--- EXTRACTED RECORDS Enclosed Below ---
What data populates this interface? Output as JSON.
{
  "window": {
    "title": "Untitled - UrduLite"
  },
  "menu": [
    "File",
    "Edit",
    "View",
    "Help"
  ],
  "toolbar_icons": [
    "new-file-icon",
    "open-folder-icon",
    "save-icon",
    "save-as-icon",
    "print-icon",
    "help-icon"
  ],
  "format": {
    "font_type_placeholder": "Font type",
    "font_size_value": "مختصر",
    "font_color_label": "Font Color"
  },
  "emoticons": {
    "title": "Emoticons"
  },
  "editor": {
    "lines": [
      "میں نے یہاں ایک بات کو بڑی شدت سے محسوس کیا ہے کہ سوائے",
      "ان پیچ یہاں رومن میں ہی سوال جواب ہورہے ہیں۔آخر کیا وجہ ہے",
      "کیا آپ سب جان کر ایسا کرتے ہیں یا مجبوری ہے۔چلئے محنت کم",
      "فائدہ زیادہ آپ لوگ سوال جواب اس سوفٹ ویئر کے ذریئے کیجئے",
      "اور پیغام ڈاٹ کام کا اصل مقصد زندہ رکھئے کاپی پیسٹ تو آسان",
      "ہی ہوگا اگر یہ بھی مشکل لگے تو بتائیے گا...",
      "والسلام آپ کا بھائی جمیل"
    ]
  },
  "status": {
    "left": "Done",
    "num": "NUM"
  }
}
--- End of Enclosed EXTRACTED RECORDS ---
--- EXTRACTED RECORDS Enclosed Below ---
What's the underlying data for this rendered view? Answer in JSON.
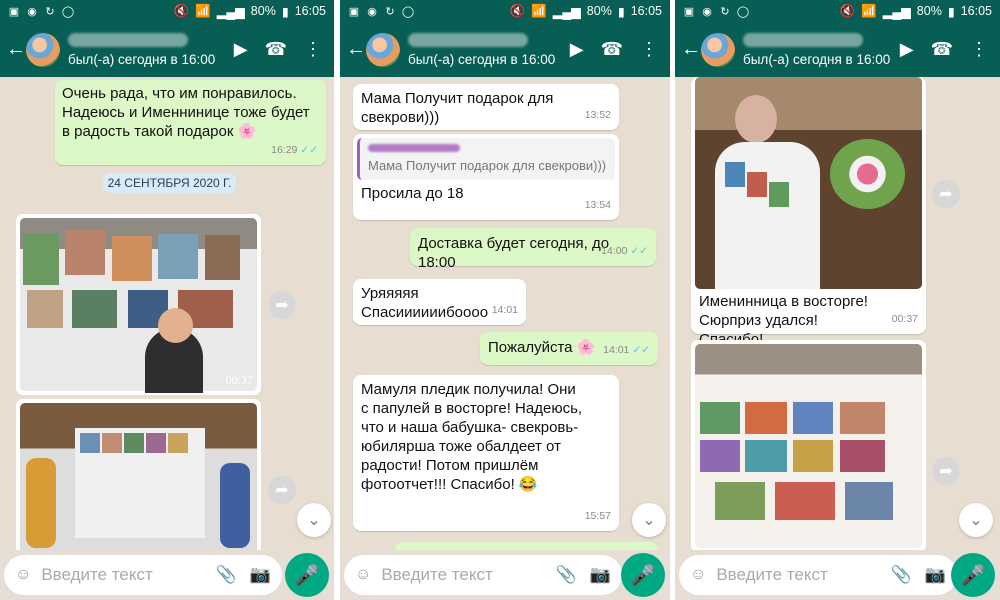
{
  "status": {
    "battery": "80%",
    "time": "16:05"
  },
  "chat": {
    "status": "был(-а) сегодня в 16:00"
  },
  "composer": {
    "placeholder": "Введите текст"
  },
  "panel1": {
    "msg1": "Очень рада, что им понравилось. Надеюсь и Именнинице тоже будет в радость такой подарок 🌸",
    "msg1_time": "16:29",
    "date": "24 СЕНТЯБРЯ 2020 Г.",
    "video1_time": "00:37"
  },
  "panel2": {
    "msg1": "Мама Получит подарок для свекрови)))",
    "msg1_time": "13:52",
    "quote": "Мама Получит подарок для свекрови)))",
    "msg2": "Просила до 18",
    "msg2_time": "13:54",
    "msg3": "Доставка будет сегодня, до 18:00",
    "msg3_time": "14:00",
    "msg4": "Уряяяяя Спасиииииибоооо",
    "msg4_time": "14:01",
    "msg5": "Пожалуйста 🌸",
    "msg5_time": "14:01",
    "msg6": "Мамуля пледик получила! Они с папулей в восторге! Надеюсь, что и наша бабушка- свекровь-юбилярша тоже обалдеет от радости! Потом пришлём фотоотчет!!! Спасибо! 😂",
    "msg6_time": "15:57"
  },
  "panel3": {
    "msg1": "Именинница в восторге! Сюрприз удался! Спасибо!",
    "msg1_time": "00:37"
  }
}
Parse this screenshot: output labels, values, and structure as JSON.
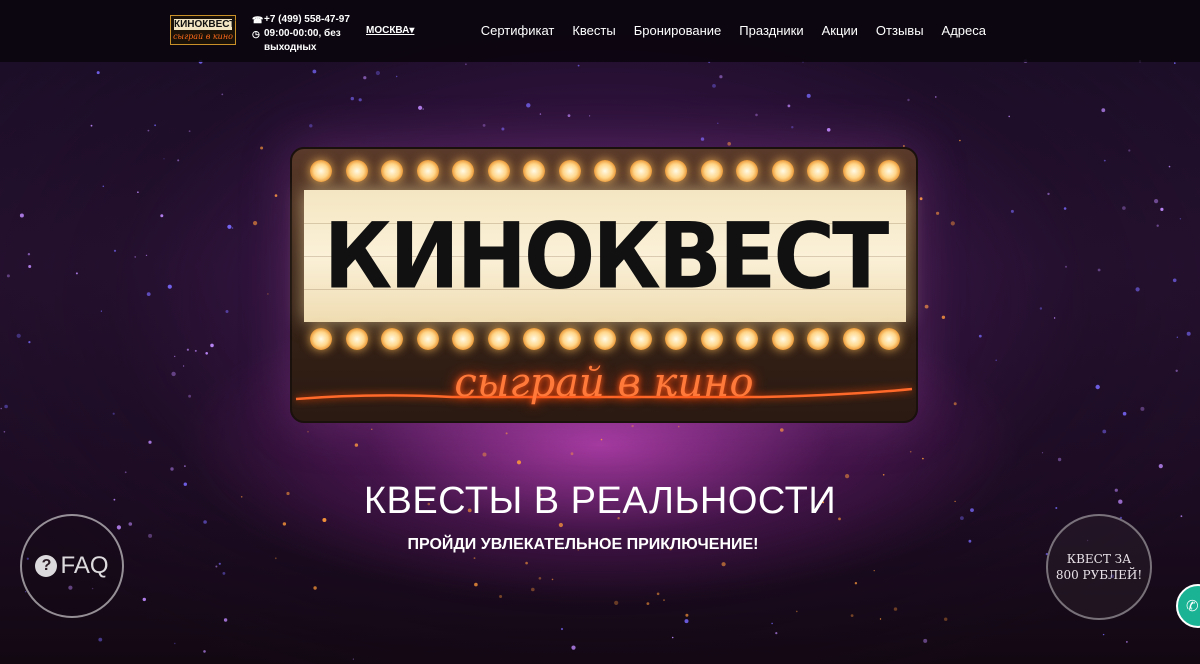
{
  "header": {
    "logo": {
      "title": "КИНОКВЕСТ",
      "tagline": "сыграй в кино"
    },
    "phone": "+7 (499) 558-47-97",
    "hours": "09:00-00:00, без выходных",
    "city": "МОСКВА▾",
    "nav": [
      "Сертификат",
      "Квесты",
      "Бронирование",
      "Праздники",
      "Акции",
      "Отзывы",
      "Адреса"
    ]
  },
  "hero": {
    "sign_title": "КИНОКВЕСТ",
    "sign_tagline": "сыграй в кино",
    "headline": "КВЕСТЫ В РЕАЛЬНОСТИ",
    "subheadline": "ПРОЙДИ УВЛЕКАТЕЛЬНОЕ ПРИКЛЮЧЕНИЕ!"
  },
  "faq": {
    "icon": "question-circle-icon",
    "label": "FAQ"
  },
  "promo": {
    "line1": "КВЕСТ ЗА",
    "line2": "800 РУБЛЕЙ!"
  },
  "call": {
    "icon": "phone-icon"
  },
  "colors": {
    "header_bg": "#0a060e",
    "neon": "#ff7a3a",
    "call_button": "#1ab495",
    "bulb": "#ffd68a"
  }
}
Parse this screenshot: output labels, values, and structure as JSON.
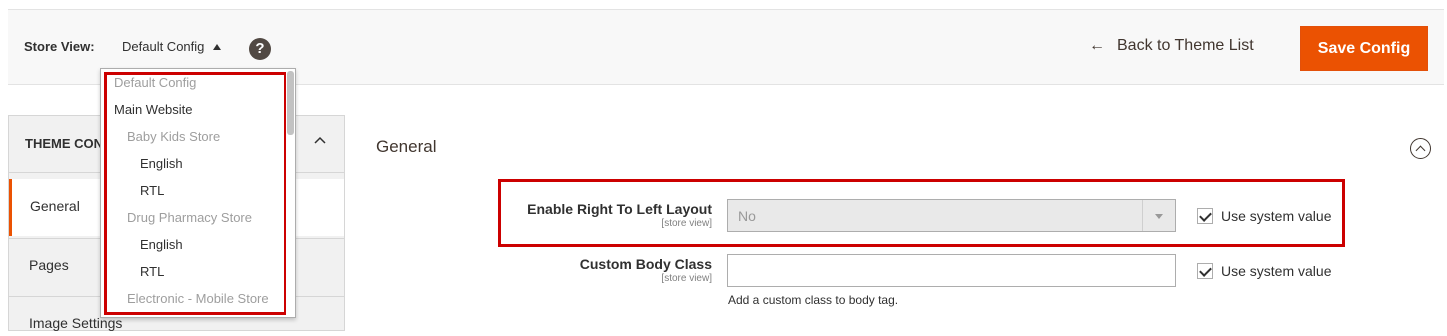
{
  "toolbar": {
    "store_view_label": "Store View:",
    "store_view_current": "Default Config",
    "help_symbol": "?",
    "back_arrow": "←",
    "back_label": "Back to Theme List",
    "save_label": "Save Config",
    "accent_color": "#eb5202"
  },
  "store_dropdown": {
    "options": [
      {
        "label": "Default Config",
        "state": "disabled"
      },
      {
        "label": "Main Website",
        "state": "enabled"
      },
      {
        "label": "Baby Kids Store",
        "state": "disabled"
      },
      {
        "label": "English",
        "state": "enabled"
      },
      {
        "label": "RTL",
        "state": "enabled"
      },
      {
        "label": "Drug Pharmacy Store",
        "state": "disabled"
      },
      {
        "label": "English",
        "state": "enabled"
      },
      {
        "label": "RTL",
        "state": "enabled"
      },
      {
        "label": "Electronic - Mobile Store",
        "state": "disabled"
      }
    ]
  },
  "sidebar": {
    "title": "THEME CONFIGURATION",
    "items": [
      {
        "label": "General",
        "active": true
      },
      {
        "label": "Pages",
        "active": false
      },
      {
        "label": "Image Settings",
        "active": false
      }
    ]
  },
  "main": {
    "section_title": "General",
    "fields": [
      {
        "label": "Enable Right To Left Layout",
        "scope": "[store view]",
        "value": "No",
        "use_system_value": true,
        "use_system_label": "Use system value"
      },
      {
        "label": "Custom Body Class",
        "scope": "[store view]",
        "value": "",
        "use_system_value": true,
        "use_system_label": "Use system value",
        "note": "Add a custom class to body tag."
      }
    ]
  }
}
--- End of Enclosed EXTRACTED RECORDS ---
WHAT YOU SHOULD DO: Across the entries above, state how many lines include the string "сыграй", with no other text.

SOLUTION TO THE PROBLEM: 2